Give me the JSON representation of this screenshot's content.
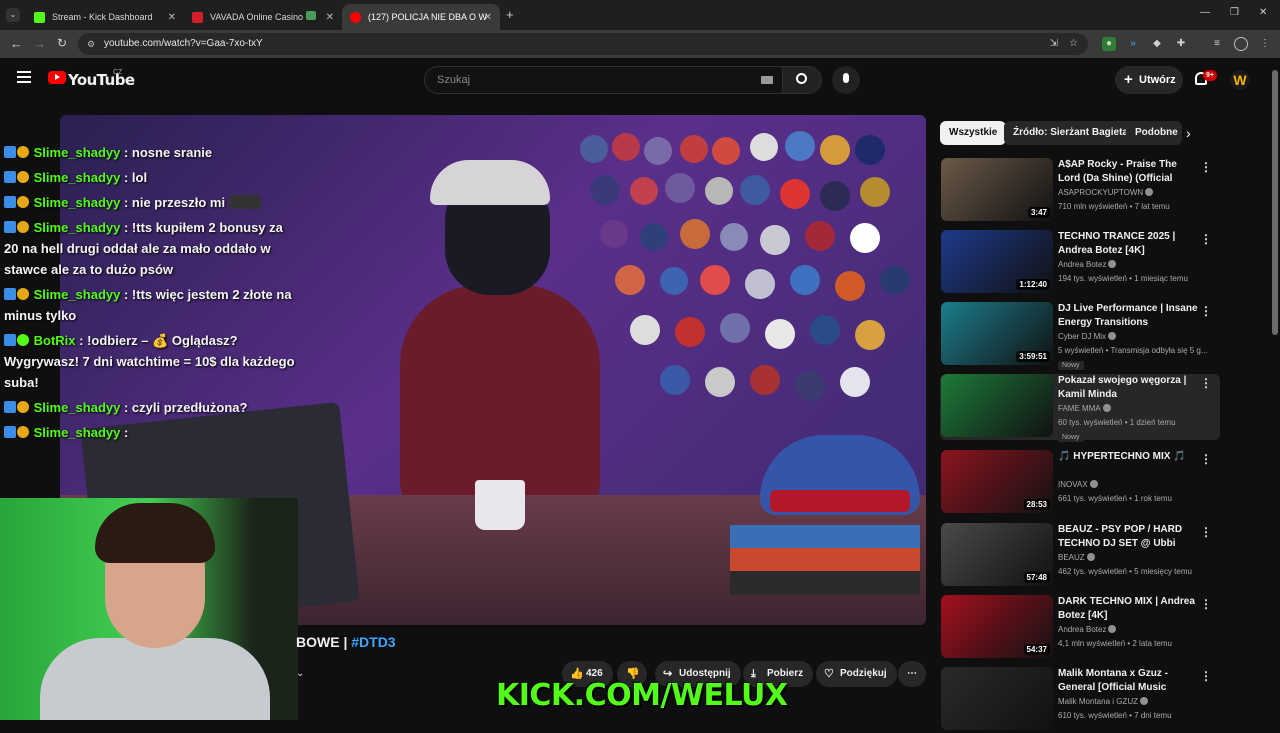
{
  "tabs": [
    {
      "title": "Stream - Kick Dashboard",
      "color": "#53fc18",
      "active": false
    },
    {
      "title": "VAVADA Online Casino",
      "color": "#d01e2b",
      "active": false
    },
    {
      "title": "(127) POLICJA NIE DBA O W",
      "color": "#ff0000",
      "active": true
    }
  ],
  "address": {
    "url": "youtube.com/watch?v=Gaa-7xo-txY"
  },
  "yt": {
    "logo": "YouTube",
    "country": "CZ",
    "search_placeholder": "Szukaj",
    "create_label": "Utwórz",
    "notif_count": "9+"
  },
  "chat": [
    {
      "user": "Slime_shadyy",
      "text": ": nosne sranie",
      "badges": [
        "blue",
        "gold"
      ]
    },
    {
      "user": "Slime_shadyy",
      "text": ": lol",
      "badges": [
        "blue",
        "gold"
      ]
    },
    {
      "user": "Slime_shadyy",
      "text": ": nie przeszło mi",
      "badges": [
        "blue",
        "gold"
      ]
    },
    {
      "user": "Slime_shadyy",
      "text": ": !tts kupiłem 2 bonusy za 20 na hell drugi oddał ale za mało oddało w stawce ale za to dużo psów",
      "badges": [
        "blue",
        "gold"
      ]
    },
    {
      "user": "Slime_shadyy",
      "text": ": !tts więc jestem 2 złote na minus tylko",
      "badges": [
        "blue",
        "gold"
      ]
    },
    {
      "user": "BotRix",
      "text": ": !odbierz – 💰 Oglądasz? Wygrywasz! 7 dni watchtime = 10$ dla każdego suba!",
      "badges": [
        "blue",
        "green"
      ]
    },
    {
      "user": "Slime_shadyy",
      "text": ": czyli przedłużona?",
      "badges": [
        "blue",
        "gold"
      ]
    },
    {
      "user": "Slime_shadyy",
      "text": ":",
      "badges": [
        "blue",
        "gold"
      ]
    }
  ],
  "video": {
    "title_partial": "BOWE | ",
    "hashtag": "#DTD3",
    "likes": "426",
    "share": "Udostępnij",
    "download": "Pobierz",
    "thanks": "Podziękuj"
  },
  "overlay": {
    "kick_url": "KICK.COM/WELUX"
  },
  "chips": [
    "Wszystkie",
    "Źródło: Sierżant Bagieta",
    "Podobne"
  ],
  "recommended": [
    {
      "title": "A$AP Rocky - Praise The Lord (Da Shine) (Official Video) ft. ...",
      "channel": "ASAPROCKYUPTOWN",
      "meta": "710 mln wyświetleń • 7 lat temu",
      "duration": "3:47",
      "thumb": "#6b5a48",
      "new": ""
    },
    {
      "title": "TECHNO TRANCE 2025 | Andrea Botez [4K]",
      "channel": "Andrea Botez",
      "meta": "194 tys. wyświetleń • 1 miesiąc temu",
      "duration": "1:12:40",
      "thumb": "#1e3a8a",
      "new": ""
    },
    {
      "title": "DJ Live Performance | Insane Energy Transitions",
      "channel": "Cyber DJ Mix",
      "meta": "5 wyświetleń • Transmisja odbyła się 5 g...",
      "duration": "3:59:51",
      "thumb": "#1b7d8c",
      "new": "Nowy"
    },
    {
      "title": "Pokazał swojego węgorza | Kamil Minda",
      "channel": "FAME MMA",
      "meta": "60 tys. wyświetleń • 1 dzień temu",
      "duration": "",
      "thumb": "#1d7a3a",
      "new": "Nowy"
    },
    {
      "title": "🎵 HYPERTECHNO MIX 🎵",
      "channel": "INOVAX",
      "meta": "661 tys. wyświetleń • 1 rok temu",
      "duration": "28:53",
      "thumb": "#8c1420",
      "new": ""
    },
    {
      "title": "BEAUZ - PSY POP / HARD TECHNO DJ SET @ Ubbi Dubbi...",
      "channel": "BEAUZ",
      "meta": "462 tys. wyświetleń • 5 miesięcy temu",
      "duration": "57:48",
      "thumb": "#4a4a4a",
      "new": ""
    },
    {
      "title": "DARK TECHNO MIX | Andrea Botez [4K]",
      "channel": "Andrea Botez",
      "meta": "4,1 mln wyświetleń • 2 lata temu",
      "duration": "54:37",
      "thumb": "#a3101e",
      "new": ""
    },
    {
      "title": "Malik Montana x Gzuz - General [Official Music Video]",
      "channel": "Malik Montana i GZUZ",
      "meta": "610 tys. wyświetleń • 7 dni temu",
      "duration": "",
      "thumb": "#2a2a2a",
      "new": ""
    }
  ]
}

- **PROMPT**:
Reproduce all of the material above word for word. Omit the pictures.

- **REPLY TO THE EXERCISE**:
Give me the JSON representation of this screenshot's content.
{
  "tabs": [
    {
      "title": "Stream - Kick Dashboard",
      "color": "#53fc18",
      "active": false
    },
    {
      "title": "VAVADA Online Casino",
      "color": "#d01e2b",
      "active": false
    },
    {
      "title": "(127) POLICJA NIE DBA O W",
      "color": "#ff0000",
      "active": true
    }
  ],
  "address": {
    "url": "youtube.com/watch?v=Gaa-7xo-txY"
  },
  "yt": {
    "logo": "YouTube",
    "country": "CZ",
    "search_placeholder": "Szukaj",
    "create_label": "Utwórz",
    "notif_count": "9+"
  },
  "chat": [
    {
      "user": "Slime_shadyy",
      "text": ": nosne sranie",
      "badges": [
        "blue",
        "gold"
      ]
    },
    {
      "user": "Slime_shadyy",
      "text": ": lol",
      "badges": [
        "blue",
        "gold"
      ]
    },
    {
      "user": "Slime_shadyy",
      "text": ": nie przeszło mi",
      "badges": [
        "blue",
        "gold"
      ]
    },
    {
      "user": "Slime_shadyy",
      "text": ": !tts kupiłem 2 bonusy za 20 na hell drugi oddał ale za mało oddało w stawce ale za to dużo psów",
      "badges": [
        "blue",
        "gold"
      ]
    },
    {
      "user": "Slime_shadyy",
      "text": ": !tts więc jestem 2 złote na minus tylko",
      "badges": [
        "blue",
        "gold"
      ]
    },
    {
      "user": "BotRix",
      "text": ": !odbierz – 💰 Oglądasz? Wygrywasz! 7 dni watchtime = 10$ dla każdego suba!",
      "badges": [
        "blue",
        "green"
      ]
    },
    {
      "user": "Slime_shadyy",
      "text": ": czyli przedłużona?",
      "badges": [
        "blue",
        "gold"
      ]
    },
    {
      "user": "Slime_shadyy",
      "text": ":",
      "badges": [
        "blue",
        "gold"
      ]
    }
  ],
  "video": {
    "title_partial": "BOWE | ",
    "hashtag": "#DTD3",
    "likes": "426",
    "share": "Udostępnij",
    "download": "Pobierz",
    "thanks": "Podziękuj"
  },
  "overlay": {
    "kick_url": "KICK.COM/WELUX"
  },
  "chips": [
    "Wszystkie",
    "Źródło: Sierżant Bagieta",
    "Podobne"
  ],
  "recommended": [
    {
      "title": "A$AP Rocky - Praise The Lord (Da Shine) (Official Video) ft. ...",
      "channel": "ASAPROCKYUPTOWN",
      "meta": "710 mln wyświetleń • 7 lat temu",
      "duration": "3:47",
      "thumb": "#6b5a48",
      "new": ""
    },
    {
      "title": "TECHNO TRANCE 2025 | Andrea Botez [4K]",
      "channel": "Andrea Botez",
      "meta": "194 tys. wyświetleń • 1 miesiąc temu",
      "duration": "1:12:40",
      "thumb": "#1e3a8a",
      "new": ""
    },
    {
      "title": "DJ Live Performance | Insane Energy Transitions",
      "channel": "Cyber DJ Mix",
      "meta": "5 wyświetleń • Transmisja odbyła się 5 g...",
      "duration": "3:59:51",
      "thumb": "#1b7d8c",
      "new": "Nowy"
    },
    {
      "title": "Pokazał swojego węgorza | Kamil Minda",
      "channel": "FAME MMA",
      "meta": "60 tys. wyświetleń • 1 dzień temu",
      "duration": "",
      "thumb": "#1d7a3a",
      "new": "Nowy"
    },
    {
      "title": "🎵 HYPERTECHNO MIX 🎵",
      "channel": "INOVAX",
      "meta": "661 tys. wyświetleń • 1 rok temu",
      "duration": "28:53",
      "thumb": "#8c1420",
      "new": ""
    },
    {
      "title": "BEAUZ - PSY POP / HARD TECHNO DJ SET @ Ubbi Dubbi...",
      "channel": "BEAUZ",
      "meta": "462 tys. wyświetleń • 5 miesięcy temu",
      "duration": "57:48",
      "thumb": "#4a4a4a",
      "new": ""
    },
    {
      "title": "DARK TECHNO MIX | Andrea Botez [4K]",
      "channel": "Andrea Botez",
      "meta": "4,1 mln wyświetleń • 2 lata temu",
      "duration": "54:37",
      "thumb": "#a3101e",
      "new": ""
    },
    {
      "title": "Malik Montana x Gzuz - General [Official Music Video]",
      "channel": "Malik Montana i GZUZ",
      "meta": "610 tys. wyświetleń • 7 dni temu",
      "duration": "",
      "thumb": "#2a2a2a",
      "new": ""
    }
  ]
}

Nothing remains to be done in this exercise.